● Source records
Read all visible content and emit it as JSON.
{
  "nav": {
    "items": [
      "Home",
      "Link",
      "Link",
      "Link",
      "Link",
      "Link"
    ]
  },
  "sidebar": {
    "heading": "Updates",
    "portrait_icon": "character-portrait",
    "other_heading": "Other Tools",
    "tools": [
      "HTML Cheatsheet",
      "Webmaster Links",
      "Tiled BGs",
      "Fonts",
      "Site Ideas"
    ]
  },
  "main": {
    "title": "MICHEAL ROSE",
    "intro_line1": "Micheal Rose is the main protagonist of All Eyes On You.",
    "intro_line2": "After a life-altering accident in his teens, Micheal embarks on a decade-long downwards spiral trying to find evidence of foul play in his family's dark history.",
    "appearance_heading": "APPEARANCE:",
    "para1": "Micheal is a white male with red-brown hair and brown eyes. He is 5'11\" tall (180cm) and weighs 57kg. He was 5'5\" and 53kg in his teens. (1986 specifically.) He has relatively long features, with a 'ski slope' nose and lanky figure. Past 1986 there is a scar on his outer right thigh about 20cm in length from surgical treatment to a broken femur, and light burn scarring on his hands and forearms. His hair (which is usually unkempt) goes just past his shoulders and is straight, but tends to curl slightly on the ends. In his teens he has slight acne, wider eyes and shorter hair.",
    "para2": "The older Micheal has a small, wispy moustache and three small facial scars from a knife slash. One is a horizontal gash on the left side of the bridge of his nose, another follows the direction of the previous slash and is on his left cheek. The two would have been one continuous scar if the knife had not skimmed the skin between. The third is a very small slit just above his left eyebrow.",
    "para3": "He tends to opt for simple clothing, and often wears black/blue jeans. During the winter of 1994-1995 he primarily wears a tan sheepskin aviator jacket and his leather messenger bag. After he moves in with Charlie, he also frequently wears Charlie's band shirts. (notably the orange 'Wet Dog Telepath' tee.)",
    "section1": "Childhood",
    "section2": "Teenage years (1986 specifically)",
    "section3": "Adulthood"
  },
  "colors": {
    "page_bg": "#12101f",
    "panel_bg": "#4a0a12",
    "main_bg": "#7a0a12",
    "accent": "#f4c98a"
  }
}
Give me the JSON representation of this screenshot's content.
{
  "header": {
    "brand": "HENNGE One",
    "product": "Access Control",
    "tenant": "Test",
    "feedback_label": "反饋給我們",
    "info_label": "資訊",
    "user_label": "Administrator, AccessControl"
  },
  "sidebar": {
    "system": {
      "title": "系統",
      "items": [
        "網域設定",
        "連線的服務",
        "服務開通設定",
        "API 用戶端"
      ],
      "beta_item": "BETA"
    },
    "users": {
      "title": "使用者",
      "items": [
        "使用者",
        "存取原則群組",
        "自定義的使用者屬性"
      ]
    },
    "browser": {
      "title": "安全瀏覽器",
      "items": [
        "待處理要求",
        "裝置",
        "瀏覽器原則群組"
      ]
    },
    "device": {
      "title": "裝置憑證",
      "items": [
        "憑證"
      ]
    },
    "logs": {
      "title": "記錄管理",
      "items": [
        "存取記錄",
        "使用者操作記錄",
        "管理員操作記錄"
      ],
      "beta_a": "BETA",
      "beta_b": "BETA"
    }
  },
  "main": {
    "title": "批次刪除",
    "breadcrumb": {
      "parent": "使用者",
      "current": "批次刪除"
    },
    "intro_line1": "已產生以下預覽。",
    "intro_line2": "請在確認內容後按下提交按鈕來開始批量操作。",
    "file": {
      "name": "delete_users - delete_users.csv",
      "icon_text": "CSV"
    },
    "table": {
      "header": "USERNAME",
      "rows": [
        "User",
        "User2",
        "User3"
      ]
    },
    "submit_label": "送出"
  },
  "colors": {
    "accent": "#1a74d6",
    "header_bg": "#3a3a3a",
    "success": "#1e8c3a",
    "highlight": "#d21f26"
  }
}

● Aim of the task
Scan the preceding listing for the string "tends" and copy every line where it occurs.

● Answer section
    "para1": "Micheal is a white male with red-brown hair and brown eyes. He is 5'11\" tall (180cm) and weighs 57kg. He was 5'5\" and 53kg in his teens. (1986 specifically.) He has relatively long features, with a 'ski slope' nose and lanky figure. Past 1986 there is a scar on his outer right thigh about 20cm in length from surgical treatment to a broken femur, and light burn scarring on his hands and forearms. His hair (which is usually unkempt) goes just past his shoulders and is straight, but tends to curl slightly on the ends. In his teens he has slight acne, wider eyes and shorter hair.",
    "para3": "He tends to opt for simple clothing, and often wears black/blue jeans. During the winter of 1994-1995 he primarily wears a tan sheepskin aviator jacket and his leather messenger bag. After he moves in with Charlie, he also frequently wears Charlie's band shirts. (notably the orange 'Wet Dog Telepath' tee.)",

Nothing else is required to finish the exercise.